There are over sixty workout modes included, but as you start to get more nuanced you’ll end up getting limited data. For example, we wouldn’t expect much in the way of metrics for skateboarding, but more basic workouts are well catered to – with running, walking, cycling, and more all included.

Should you buy the Amazfit Bip 3 Pro?

The Amazfit Bip 3 Pro won’t have Fitbit or Apple quaking in their boots, but at this price point it doesn’t need to – it offers more than enough value to be worth a look for anyone curious about getting into fitness. 

There are plenty of sensors, a load of workout modes, and a huge battery to keep it going for a fortnight. The inclusion of GPS at this price point is a very welcome one, as is the ability to hook it up to Strava.

If this product isn't for you

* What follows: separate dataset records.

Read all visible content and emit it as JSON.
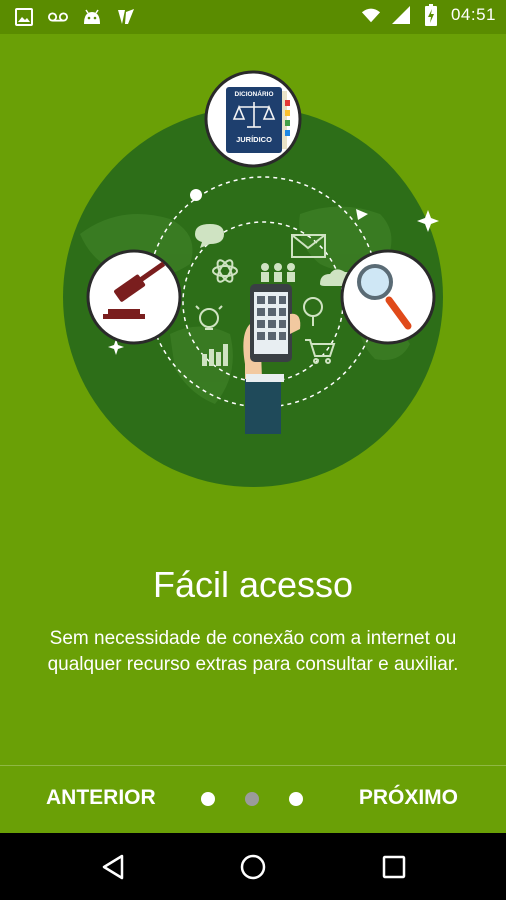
{
  "status_bar": {
    "icons_left": [
      "image-icon",
      "voicemail-icon",
      "android-icon",
      "app-logo-icon"
    ],
    "icons_right": [
      "wifi-icon",
      "signal-icon",
      "battery-charging-icon"
    ],
    "time": "04:51"
  },
  "slide": {
    "illustration": {
      "book_label_line1": "DICIONÁRIO",
      "book_label_line2": "JURÍDICO",
      "icons": [
        "book-icon",
        "gavel-icon",
        "magnifier-icon",
        "phone-in-hand-icon",
        "chat-icon",
        "mail-icon",
        "atom-icon",
        "people-icon",
        "cloud-icon",
        "lightbulb-icon",
        "bar-chart-icon",
        "cart-icon",
        "location-icon",
        "send-icon",
        "sparkle-icon"
      ]
    },
    "title": "Fácil acesso",
    "description": "Sem necessidade de conexão com a internet ou qualquer recurso extras para consultar e auxiliar."
  },
  "pager": {
    "prev_label": "ANTERIOR",
    "next_label": "PRÓXIMO",
    "total_pages": 3,
    "current_page": 2
  },
  "nav_bar": {
    "buttons": [
      "back-icon",
      "home-icon",
      "recents-icon"
    ]
  },
  "colors": {
    "status_bar_bg": "#5a8c00",
    "background": "#6aa006",
    "circle": "#2d6e18",
    "gavel": "#7a1e1e",
    "magnifier_handle": "#e04a1a"
  }
}
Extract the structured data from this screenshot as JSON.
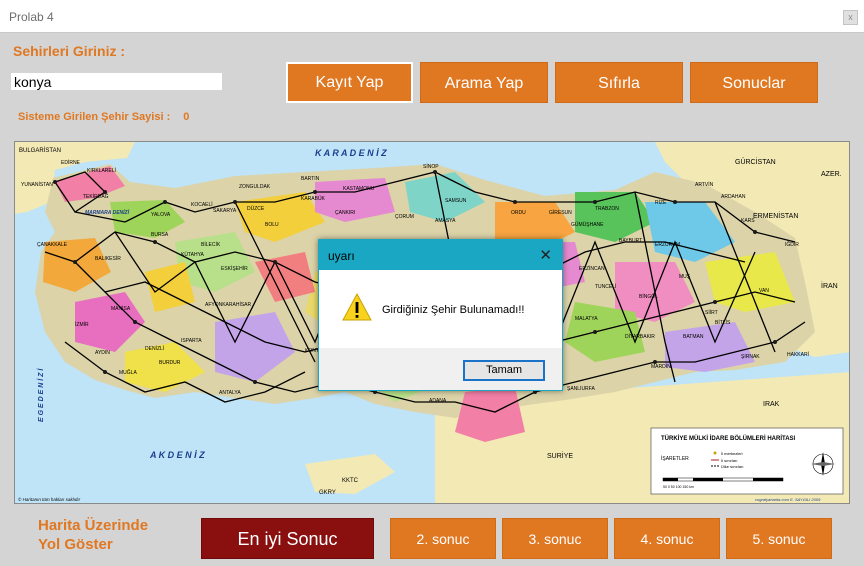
{
  "window": {
    "title": "Prolab 4",
    "close_glyph": "x"
  },
  "form": {
    "cities_label": "Sehirleri Giriniz :",
    "city_input_value": "konya",
    "count_label": "Sisteme Girilen Şehir Sayisi :",
    "count_value": "0"
  },
  "toolbar": {
    "kayit": "Kayıt Yap",
    "arama": "Arama Yap",
    "sifirla": "Sıfırla",
    "sonuclar": "Sonuclar"
  },
  "map": {
    "seas": {
      "north": "K A R A D E N İ Z",
      "south": "A K D E N İ Z",
      "west": "E G E  D E N İ Z İ",
      "marmara": "MARMARA DENİZİ"
    },
    "countries": [
      "BULGARİSTAN",
      "YUNANİSTAN",
      "GÜRCİSTAN",
      "AZER.",
      "ERMENİSTAN",
      "İRAN",
      "IRAK",
      "SURİYE",
      "KKTC",
      "GKRY"
    ],
    "cities": [
      "EDİRNE",
      "KIRKLARELİ",
      "TEKİRDAĞ",
      "ÇANAKKALE",
      "BALIKESİR",
      "BARTIN",
      "ZONGULDAK",
      "KASTAMONU",
      "SİNOP",
      "SAMSUN",
      "ARTVİN",
      "ARDAHAN",
      "KARS",
      "IĞDIR",
      "BAYBURT",
      "ERZİNCAN",
      "TUNCELİ",
      "BİNGÖL",
      "BİTLİS",
      "HAKKARİ",
      "MARDİN",
      "ŞANLIURFA",
      "DİYARBAKIR",
      "ADANA",
      "ANTALYA",
      "MUĞLA",
      "AYDIN",
      "İZMİR",
      "MANİSA",
      "KÜTAHYA",
      "DENİZLİ",
      "AFYONKARAHİSAR",
      "ESKİŞEHİR",
      "ISPARTA",
      "KONYA",
      "BURDUR",
      "ÇORUM",
      "AMASYA",
      "ORDU",
      "GİRESUN",
      "TRABZON",
      "RİZE",
      "GÜMÜŞHANE",
      "ERZURUM",
      "MUŞ",
      "MALATYA",
      "BATMAN",
      "SİİRT",
      "ŞIRNAK",
      "VAN",
      "ÇANKIRI",
      "KARABÜK",
      "DÜZCE",
      "BOLU",
      "SAKARYA",
      "KOCAELİ",
      "YALOVA",
      "BURSA",
      "BİLECİK"
    ],
    "legend": {
      "title": "TÜRKİYE MÜLKİ İDARE BÖLÜMLERİ HARİTASI",
      "isaretler": "İŞARETLER",
      "item1": "İl merkezleri",
      "item2": "İl sınırları",
      "item3": "Ülke sınırları",
      "scale": "50 0 50 100 150 km"
    },
    "copyright_left": "© Haritanın tüm hakları saklıdır",
    "copyright_right": "cografyaharita.com  E. SAYGILI 2009"
  },
  "dialog": {
    "title": "uyarı",
    "message": "Girdiğiniz Şehir Bulunamadı!!",
    "ok": "Tamam",
    "close_glyph": "✕"
  },
  "bottom": {
    "label_line1": "Harita Üzerinde",
    "label_line2": "Yol Göster",
    "best": "En iyi Sonuc",
    "r2": "2. sonuc",
    "r3": "3. sonuc",
    "r4": "4. sonuc",
    "r5": "5. sonuc"
  },
  "colors": {
    "accent": "#e07822",
    "best_result": "#8a0f0f",
    "dialog_title": "#19a7c4"
  }
}
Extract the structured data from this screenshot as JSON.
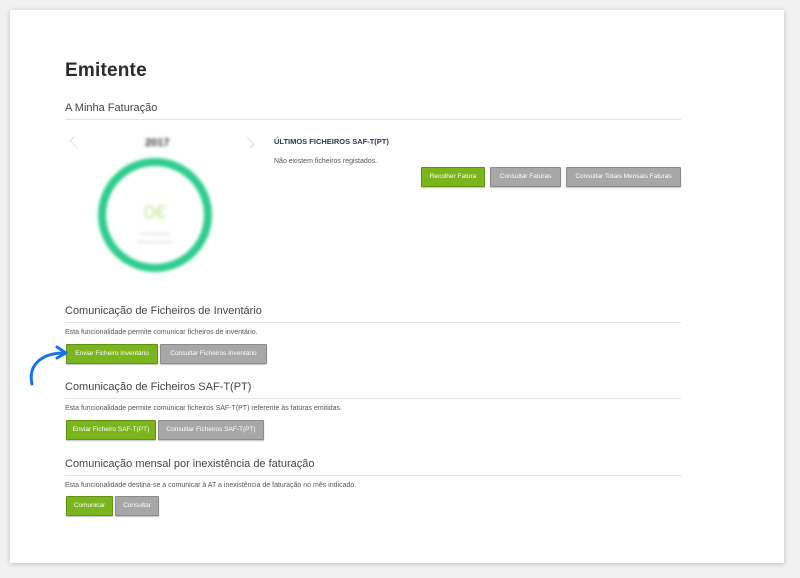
{
  "header": {
    "title": "Emitente"
  },
  "billing": {
    "title": "A Minha Faturação",
    "year": "2017",
    "amount": "0€",
    "gauge_line1": "Ver documentos",
    "gauge_line2": "Faturas por emissor",
    "files_title": "ÚLTIMOS FICHEIROS SAF-T(PT)",
    "no_files": "Não existem ficheiros registados.",
    "buttons": {
      "collect": "Recolher Fatura",
      "consult_invoices": "Consultar Faturas",
      "monthly_totals": "Consultar Totais Mensais Faturas"
    }
  },
  "inventory": {
    "title": "Comunicação de Ficheiros de Inventário",
    "desc": "Esta funcionalidade permite comunicar ficheiros de inventário.",
    "send": "Enviar Ficheiro Inventário",
    "consult": "Consultar Ficheiros Inventário"
  },
  "saft": {
    "title": "Comunicação de Ficheiros SAF-T(PT)",
    "desc": "Esta funcionalidade permite comunicar ficheiros SAF-T(PT) referente às faturas emitidas.",
    "send": "Enviar Ficheiro SAF-T(PT)",
    "consult": "Consultar Ficheiros SAF-T(PT)"
  },
  "monthly": {
    "title": "Comunicação mensal por inexistência de faturação",
    "desc": "Esta funcionalidade destina-se a comunicar à AT a inexistência de faturação no mês indicado.",
    "communicate": "Comunicar",
    "consult": "Consultar"
  },
  "colors": {
    "accent_green": "#7ab51d",
    "gauge_green": "#2ecc8f",
    "button_grey": "#a7a7a7",
    "arrow_blue": "#1a73e8"
  },
  "icons": [
    "chevron-left-icon",
    "chevron-right-icon",
    "curved-arrow-icon"
  ]
}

The Amazfit Bip 3 Pro is a solid budget option, but it won’t be for everyone. If you’d like something similarly priced, the Huawei Band 7 is a great alternative but trades the GPS functionality found here for an AMOLED display (albeit with a slimmer design).

Huawei Band 7 fitness tracker being tested by Live Science contributed Lloyd Coombes

(Image credit: Lloyd Coombes)

The Fitbit Sense takes much of the design language found on the Amazfit Bip 3 Pro and adds Fitbit’s array of sensors and tech, but it’s considerably more expensive.

Finally, if you’re looking for a genuine Apple Watch experience, you can’t go wrong with anything from the Series 5 onwards. Check out our Apple Watch Series 7 and Apple Watch Series 8 reviews for our in-depth analysis.  

Lloyd Coombes

Lloyd Coombes freelance tech and fitness writer for Live Science. He's an expert in all things Apple as well as in computer and gaming tech, with previous works published on TopTenReviews,, Dexerto and TechRadar. You'll find him regularly testing the latest MacBook or iPhone, but he spends most of his time writing about video games as Editor in Chief at He also covers board games and virtual reality, just to round out the nerdy pursuits.